## DIRECTIONS
All of the entries are to be restated word for word.

(Web page and app entries)
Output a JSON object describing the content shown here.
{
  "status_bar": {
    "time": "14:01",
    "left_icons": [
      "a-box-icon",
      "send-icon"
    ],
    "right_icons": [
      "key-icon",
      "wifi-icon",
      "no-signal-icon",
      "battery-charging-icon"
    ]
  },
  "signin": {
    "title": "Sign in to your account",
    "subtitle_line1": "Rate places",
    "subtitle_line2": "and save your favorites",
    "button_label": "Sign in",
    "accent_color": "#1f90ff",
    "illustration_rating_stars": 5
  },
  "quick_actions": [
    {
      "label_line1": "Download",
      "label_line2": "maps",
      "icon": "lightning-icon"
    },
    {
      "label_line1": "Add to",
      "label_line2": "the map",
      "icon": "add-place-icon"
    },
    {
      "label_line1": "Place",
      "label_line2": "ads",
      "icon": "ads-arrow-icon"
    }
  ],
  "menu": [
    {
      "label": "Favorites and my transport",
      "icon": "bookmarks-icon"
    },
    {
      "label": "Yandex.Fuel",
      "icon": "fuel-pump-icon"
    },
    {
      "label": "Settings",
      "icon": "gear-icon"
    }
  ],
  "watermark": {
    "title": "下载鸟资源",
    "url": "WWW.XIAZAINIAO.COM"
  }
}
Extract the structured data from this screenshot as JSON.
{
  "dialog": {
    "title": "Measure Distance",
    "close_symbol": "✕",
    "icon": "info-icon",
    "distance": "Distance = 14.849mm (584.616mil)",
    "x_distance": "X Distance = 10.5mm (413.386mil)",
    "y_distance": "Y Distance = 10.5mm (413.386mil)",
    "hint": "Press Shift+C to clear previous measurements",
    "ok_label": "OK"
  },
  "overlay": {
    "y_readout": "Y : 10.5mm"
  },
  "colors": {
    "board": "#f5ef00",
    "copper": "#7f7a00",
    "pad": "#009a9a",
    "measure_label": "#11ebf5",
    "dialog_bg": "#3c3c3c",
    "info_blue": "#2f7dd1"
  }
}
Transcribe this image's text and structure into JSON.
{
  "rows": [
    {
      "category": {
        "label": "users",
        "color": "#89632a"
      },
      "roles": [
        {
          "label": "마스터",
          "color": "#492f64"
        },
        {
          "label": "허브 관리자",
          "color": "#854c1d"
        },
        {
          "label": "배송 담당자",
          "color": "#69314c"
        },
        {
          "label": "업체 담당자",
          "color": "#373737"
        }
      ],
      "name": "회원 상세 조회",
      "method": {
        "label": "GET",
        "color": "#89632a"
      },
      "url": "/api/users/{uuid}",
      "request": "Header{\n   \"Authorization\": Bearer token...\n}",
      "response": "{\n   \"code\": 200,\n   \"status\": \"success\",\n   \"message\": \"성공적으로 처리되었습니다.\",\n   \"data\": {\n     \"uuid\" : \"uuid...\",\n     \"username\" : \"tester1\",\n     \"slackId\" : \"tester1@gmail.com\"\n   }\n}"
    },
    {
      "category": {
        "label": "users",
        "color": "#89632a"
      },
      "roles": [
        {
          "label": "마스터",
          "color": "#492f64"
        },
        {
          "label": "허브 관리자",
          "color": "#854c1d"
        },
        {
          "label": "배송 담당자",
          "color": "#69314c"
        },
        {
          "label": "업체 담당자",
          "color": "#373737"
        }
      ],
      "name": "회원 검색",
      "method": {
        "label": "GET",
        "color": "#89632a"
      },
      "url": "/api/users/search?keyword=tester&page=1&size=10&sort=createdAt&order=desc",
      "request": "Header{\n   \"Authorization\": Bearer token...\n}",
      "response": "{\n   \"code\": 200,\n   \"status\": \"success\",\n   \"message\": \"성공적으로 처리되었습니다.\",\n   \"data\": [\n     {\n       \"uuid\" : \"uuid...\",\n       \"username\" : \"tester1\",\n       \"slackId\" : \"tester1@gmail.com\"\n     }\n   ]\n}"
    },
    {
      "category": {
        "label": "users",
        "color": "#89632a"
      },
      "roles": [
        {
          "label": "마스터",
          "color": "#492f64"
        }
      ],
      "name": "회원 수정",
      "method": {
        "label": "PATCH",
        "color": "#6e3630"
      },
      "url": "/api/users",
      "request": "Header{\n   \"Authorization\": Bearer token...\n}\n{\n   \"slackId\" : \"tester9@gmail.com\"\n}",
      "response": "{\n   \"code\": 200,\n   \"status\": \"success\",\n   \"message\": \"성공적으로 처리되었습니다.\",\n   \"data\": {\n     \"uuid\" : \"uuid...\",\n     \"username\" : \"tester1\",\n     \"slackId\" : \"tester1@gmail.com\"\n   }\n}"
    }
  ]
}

## TASK ANSWER
Output a JSON object describing the content shown here.
{
  "status_bar": {
    "time": "14:01",
    "left_icons": [
      "a-box-icon",
      "send-icon"
    ],
    "right_icons": [
      "key-icon",
      "wifi-icon",
      "no-signal-icon",
      "battery-charging-icon"
    ]
  },
  "signin": {
    "title": "Sign in to your account",
    "subtitle_line1": "Rate places",
    "subtitle_line2": "and save your favorites",
    "button_label": "Sign in",
    "accent_color": "#1f90ff",
    "illustration_rating_stars": 5
  },
  "quick_actions": [
    {
      "label_line1": "Download",
      "label_line2": "maps",
      "icon": "lightning-icon"
    },
    {
      "label_line1": "Add to",
      "label_line2": "the map",
      "icon": "add-place-icon"
    },
    {
      "label_line1": "Place",
      "label_line2": "ads",
      "icon": "ads-arrow-icon"
    }
  ],
  "menu": [
    {
      "label": "Favorites and my transport",
      "icon": "bookmarks-icon"
    },
    {
      "label": "Yandex.Fuel",
      "icon": "fuel-pump-icon"
    },
    {
      "label": "Settings",
      "icon": "gear-icon"
    }
  ],
  "watermark": {
    "title": "下载鸟资源",
    "url": "WWW.XIAZAINIAO.COM"
  }
}
Extract the structured data from this screenshot as JSON.
{
  "dialog": {
    "title": "Measure Distance",
    "close_symbol": "✕",
    "icon": "info-icon",
    "distance": "Distance = 14.849mm (584.616mil)",
    "x_distance": "X Distance = 10.5mm (413.386mil)",
    "y_distance": "Y Distance = 10.5mm (413.386mil)",
    "hint": "Press Shift+C to clear previous measurements",
    "ok_label": "OK"
  },
  "overlay": {
    "y_readout": "Y : 10.5mm"
  },
  "colors": {
    "board": "#f5ef00",
    "copper": "#7f7a00",
    "pad": "#009a9a",
    "measure_label": "#11ebf5",
    "dialog_bg": "#3c3c3c",
    "info_blue": "#2f7dd1"
  }
}
Transcribe this image's text and structure into JSON.
{
  "rows": [
    {
      "category": {
        "label": "users",
        "color": "#89632a"
      },
      "roles": [
        {
          "label": "마스터",
          "color": "#492f64"
        },
        {
          "label": "허브 관리자",
          "color": "#854c1d"
        },
        {
          "label": "배송 담당자",
          "color": "#69314c"
        },
        {
          "label": "업체 담당자",
          "color": "#373737"
        }
      ],
      "name": "회원 상세 조회",
      "method": {
        "label": "GET",
        "color": "#89632a"
      },
      "url": "/api/users/{uuid}",
      "request": "Header{\n   \"Authorization\": Bearer token...\n}",
      "response": "{\n   \"code\": 200,\n   \"status\": \"success\",\n   \"message\": \"성공적으로 처리되었습니다.\",\n   \"data\": {\n     \"uuid\" : \"uuid...\",\n     \"username\" : \"tester1\",\n     \"slackId\" : \"tester1@gmail.com\"\n   }\n}"
    },
    {
      "category": {
        "label": "users",
        "color": "#89632a"
      },
      "roles": [
        {
          "label": "마스터",
          "color": "#492f64"
        },
        {
          "label": "허브 관리자",
          "color": "#854c1d"
        },
        {
          "label": "배송 담당자",
          "color": "#69314c"
        },
        {
          "label": "업체 담당자",
          "color": "#373737"
        }
      ],
      "name": "회원 검색",
      "method": {
        "label": "GET",
        "color": "#89632a"
      },
      "url": "/api/users/search?keyword=tester&page=1&size=10&sort=createdAt&order=desc",
      "request": "Header{\n   \"Authorization\": Bearer token...\n}",
      "response": "{\n   \"code\": 200,\n   \"status\": \"success\",\n   \"message\": \"성공적으로 처리되었습니다.\",\n   \"data\": [\n     {\n       \"uuid\" : \"uuid...\",\n       \"username\" : \"tester1\",\n       \"slackId\" : \"tester1@gmail.com\"\n     }\n   ]\n}"
    },
    {
      "category": {
        "label": "users",
        "color": "#89632a"
      },
      "roles": [
        {
          "label": "마스터",
          "color": "#492f64"
        }
      ],
      "name": "회원 수정",
      "method": {
        "label": "PATCH",
        "color": "#6e3630"
      },
      "url": "/api/users",
      "request": "Header{\n   \"Authorization\": Bearer token...\n}\n{\n   \"slackId\" : \"tester9@gmail.com\"\n}",
      "response": "{\n   \"code\": 200,\n   \"status\": \"success\",\n   \"message\": \"성공적으로 처리되었습니다.\",\n   \"data\": {\n     \"uuid\" : \"uuid...\",\n     \"username\" : \"tester1\",\n     \"slackId\" : \"tester1@gmail.com\"\n   }\n}"
    }
  ]
}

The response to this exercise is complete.